Before moving to the numbers, we wish to make clear we’re supportive of mediation as a dispute resolution tool, of mediators and promote mediation as an option throughout our guides. Where parties are capable of being reasonable and compromise, we’d agree it’s preferable to court, but there’s the rub. It requires two reasonable parties for mediation to succeed, and when relationships break up, sometimes even the most skilled mediator will not move parents from a selfish, combative and aggressive position. For some cases, such as those involving relocation, a compromise position may not be available.

This is the second time this year that National Family Mediation’s claims and conduct on twitter (and on their web site) has caused us concern. The first was over their announcements during the Minnock case which struck us as inappropriate.



National Family Mediation’s current advert mentions the source of statistics they rely upon (the National Audit Office) but not the period to which they relate. It transpires the statistics are 8-9 years old, published in a 2007 report, which perhaps explains why they’re so far adrift of current MoJ statistics.

Their advert (pictured) implies that it takes 435 days for a court case to conclude, yet the National Audit Office reported on 435 days being from the date of application for legal funding to the submission of the final bill. While this administrative/billing timescale may be indicative of the length of proceedings in 2007, it strikes us as an assumption that the two are the same. Regardless, the figures are plainly very much out-of-date and misleading when suggesting the timescales apply today.

In respect of their web site, they go further and clearly state:

“Couples using NFM typically take just over three months to finalise their divorce or separation, while cases that go to court take four times longer”. {Their emphasis, not ours]

In respect of the 110 days to complete a case using mediation, what the 2007 National Audit Office report actually said was:

Our analysis of the Commission’s data found that, on average, mediations took 110 days (from the start of mediation to the end of the month in which the mediator sought reimbursement from the Commission). This figure will include some cases which were not resolved, or which reached only partial agreement. Despite that, over 95 per cent of mediations were complete within nine months and all mediations were complete within 12 months.

Let’s look at that again. Mediation, according to that old report, averaged 110 days to the point of seeking reimbursement (8-9 years ago), albeit there wasn’t a breakdown of whether mediation was successful.

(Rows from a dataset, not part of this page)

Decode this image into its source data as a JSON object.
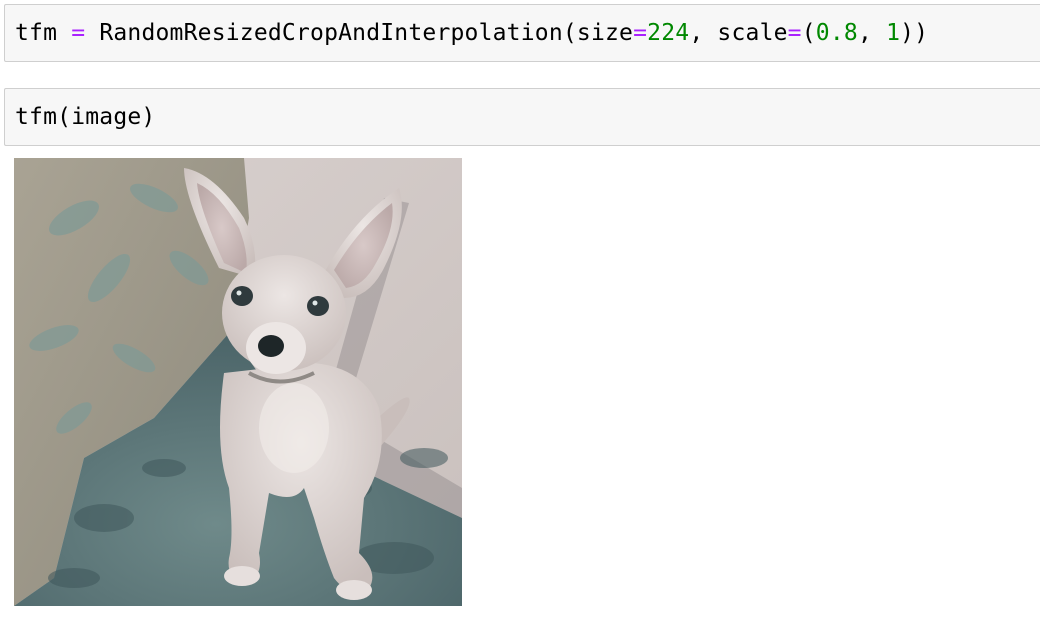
{
  "cells": [
    {
      "tokens": [
        {
          "text": "tfm ",
          "kind": "plain"
        },
        {
          "text": "=",
          "kind": "op"
        },
        {
          "text": " RandomResizedCropAndInterpolation(size",
          "kind": "plain"
        },
        {
          "text": "=",
          "kind": "op"
        },
        {
          "text": "224",
          "kind": "num"
        },
        {
          "text": ", scale",
          "kind": "plain"
        },
        {
          "text": "=",
          "kind": "op"
        },
        {
          "text": "(",
          "kind": "plain"
        },
        {
          "text": "0.8",
          "kind": "num"
        },
        {
          "text": ", ",
          "kind": "plain"
        },
        {
          "text": "1",
          "kind": "num"
        },
        {
          "text": "))",
          "kind": "plain"
        }
      ]
    },
    {
      "tokens": [
        {
          "text": "tfm(image)",
          "kind": "plain"
        }
      ]
    }
  ],
  "output": {
    "image_subject": "chihuahua-puppy"
  },
  "colors": {
    "cell_bg": "#f7f7f7",
    "cell_border": "#cfcfcf",
    "operator": "#aa22ff",
    "number": "#008800"
  }
}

NFM’s claims in adverts aren’t the only problem. Their articles, critical of court proceedings, talk of parents being ‘lured towards a lawyer’s promise of victory‘. Do lawyers ‘promise‘ victory? It’s a foolish one who does, and foolish to claim they do. In the same piece of editorial, NFM’s Chief Executive speaks of it being inevitable that court proceedings will lead to fraud… “In the adversarial nature of the ‘traditional’ way of managing divorce, as they’re egged on by solicitors to achieve a ‘victory’ over their ex, it can’t be a surprise that people are tempted to try to hide assets“.  The headline for that article… “Adversarial divorce process bound to lead to fraud“. Really?

Returning to that National Audit Office report, all NFM need to do, for credible advertisements, is to rely on the qualified statements expressed by the authors:

For suitable cases, mediation can provide faster, cheaper and less adversarial resolution of family disputes than involving the courts”

That would be fair, reasonable and more credible.


National Audit Office: Legal Services Commission: ‘Legal aid and mediation for people involved in family breakdown’. 2 March 2007

Ministry of Justice: Family Court Statistics Quarterly: April to June 2015